Gravity Experiment Proves Different Masses Fall the Same

Simon Stevin, Dutch engineer, inventor, and mathematician published results from a gravity experiment in 1586, whereby proving that objects with different masses fall at the same speed. Stevin dropped two lead balls, one ten times as heavy as the other, a distance of 30 feet and both simultaneously hit the ground. The results refuted Aristotelian assertion that objects of different weights fall at different speeds, preceded in 1583 by Galileo Galilei’s famous gravity studies.

      Simon Stevin
      Engineer, Mathematician

Additional Information:

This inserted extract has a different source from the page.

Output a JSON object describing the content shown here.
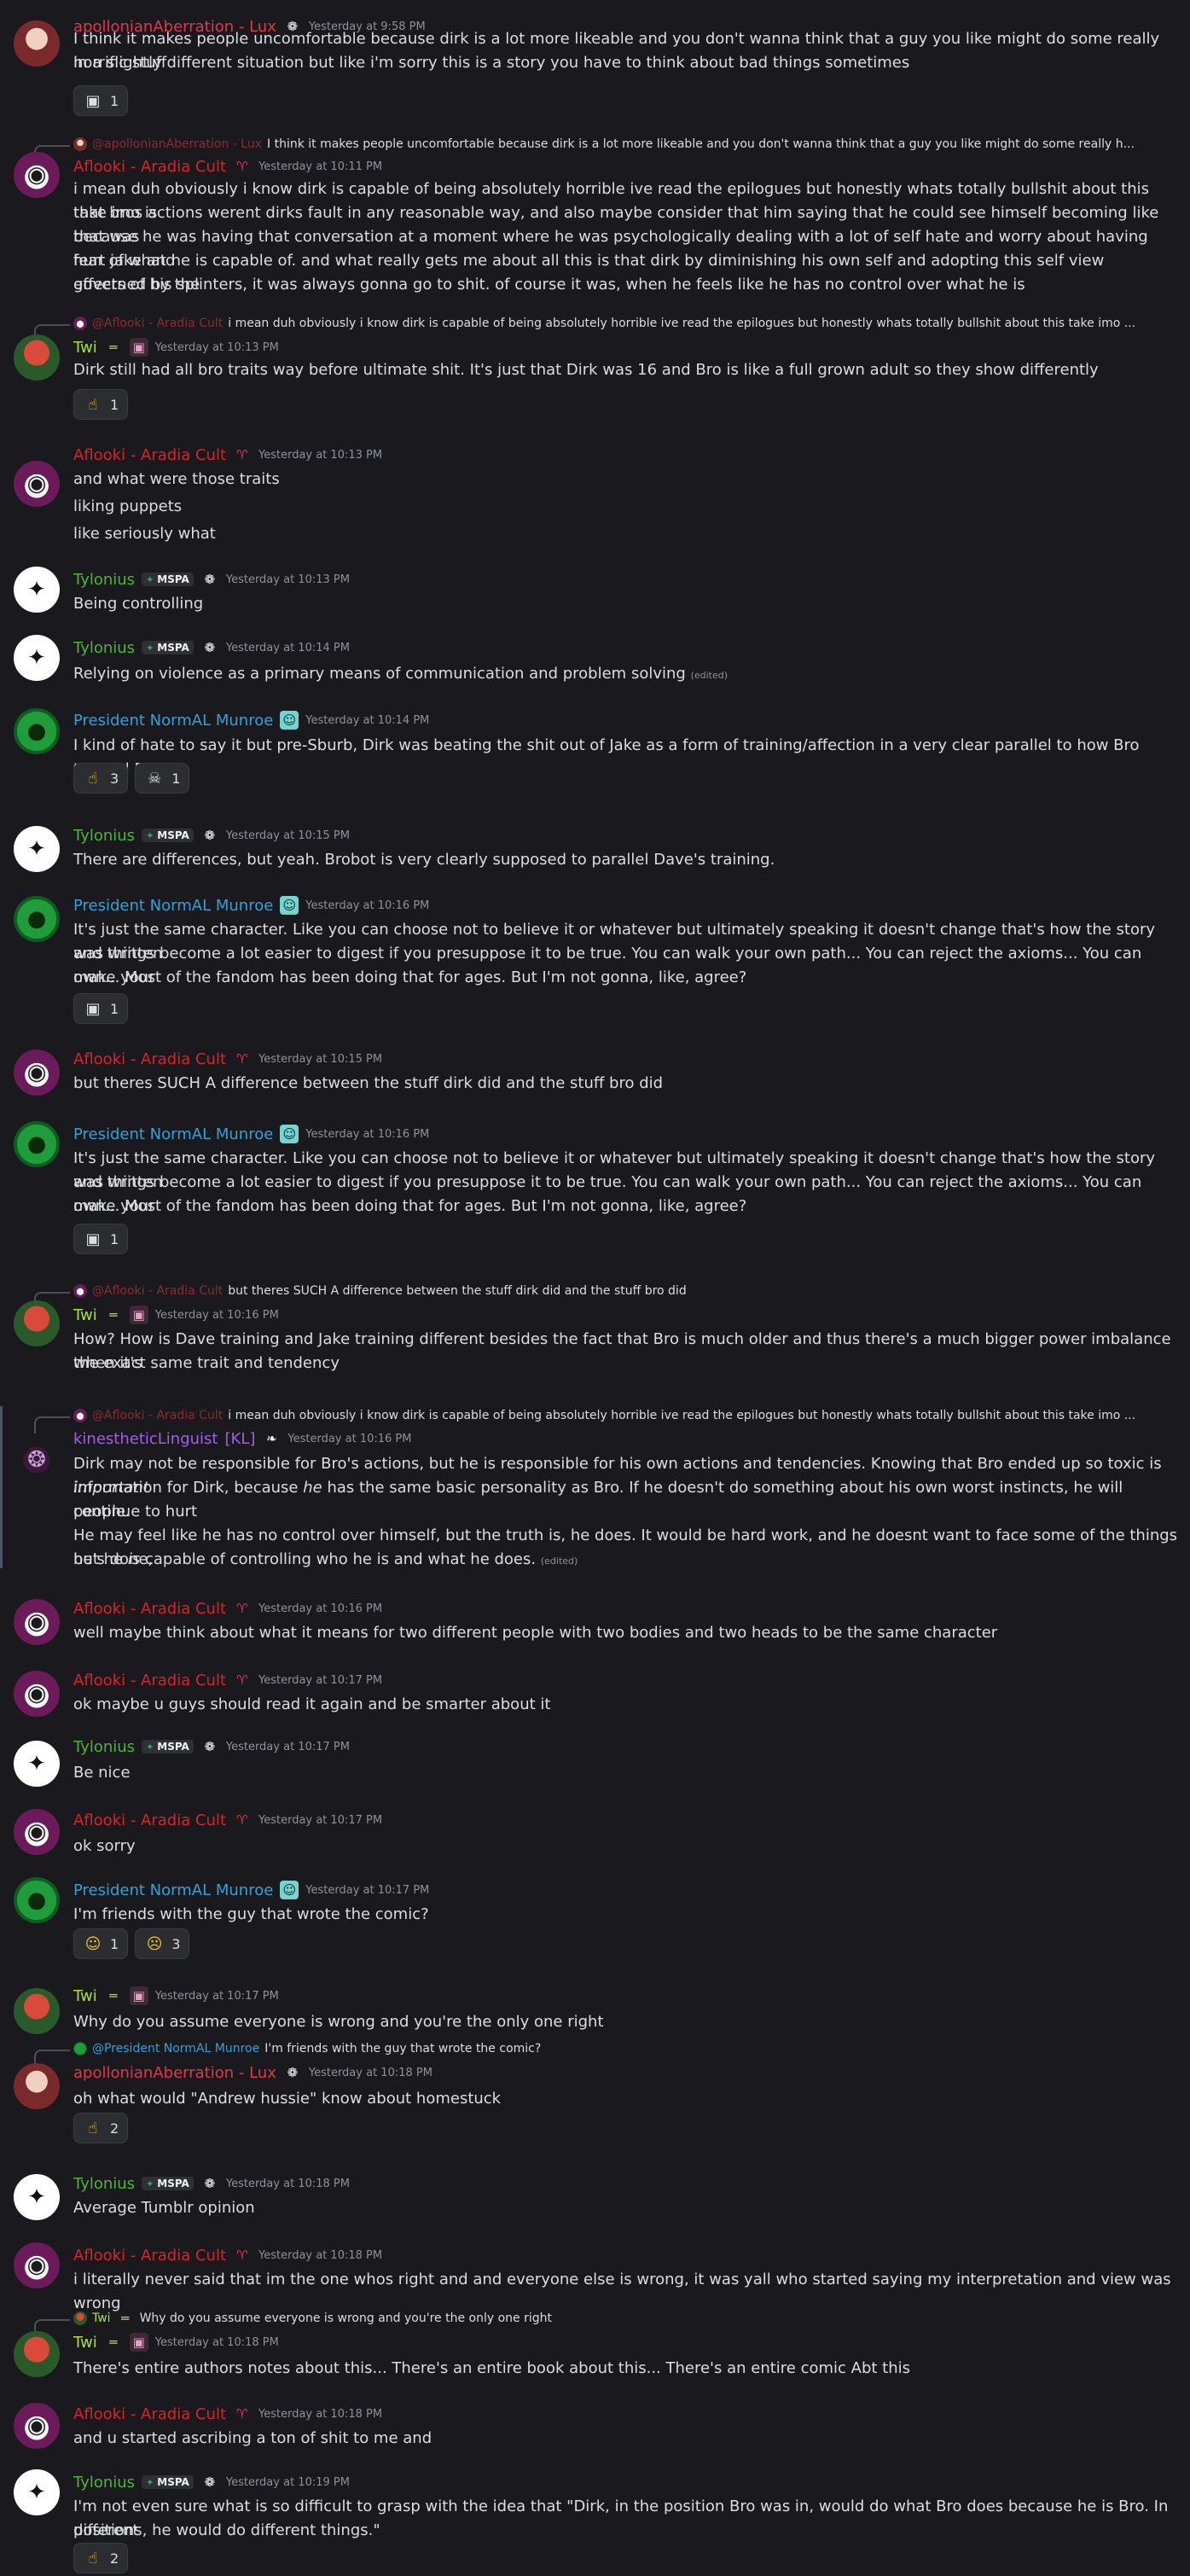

  • Free Fall – The Physics Hypertextbook
    Mass does not affect the acceleration due to gravity in any measurable way. The two quantities are independent of one another. Light objects accelerate more slowly than heavy objects only when forces other than gravity are also at work. When this happens, an object may be falling, but it is not in free fall.
  • Newtonian Mechanics – Why do two bodies of different masses fall …
    Jun 20, 2011 – Consequently, the acceleration is a = F m = G M R 2 , which is independent of the mass of the object. Hence any two objects that are subject only to the force of gravity will fall with the same acceleration and hence they will hit the ground at the same time.
  • If objects of different masses would not fall with the same speed …
    If objects of different masses would not fall with the same speed to the Earth in vacuum … A repeatable experiment using “everyday” masses that proves that more … Because of this, inertia plays no role in acceleration in a gravitational field.
  • Galileo’s Leaning Tower of Pisa experiment – Wikipedia
    Between 1589–92, the Italian scientist Galileo Galilei is said to have dropped two spheres of different masses from the Leaning Tower of Pisa to demonstrate …
  • Showing Science: Watch Objects in Free Fall – Scientific American
    Oct 10, 2013 – He even performed several experiments to test Aristotle’s theories. … Two balls of the same size, but different mass. … the same approximate acceleration 9.8 meters per second squared (9.8 m/s2, or g) due to Earth’s gravity.

Leave a Reply

Your email address will not be published. Required fields are marked *

This site uses Akismet to reduce spam. Learn how your comment data is processed.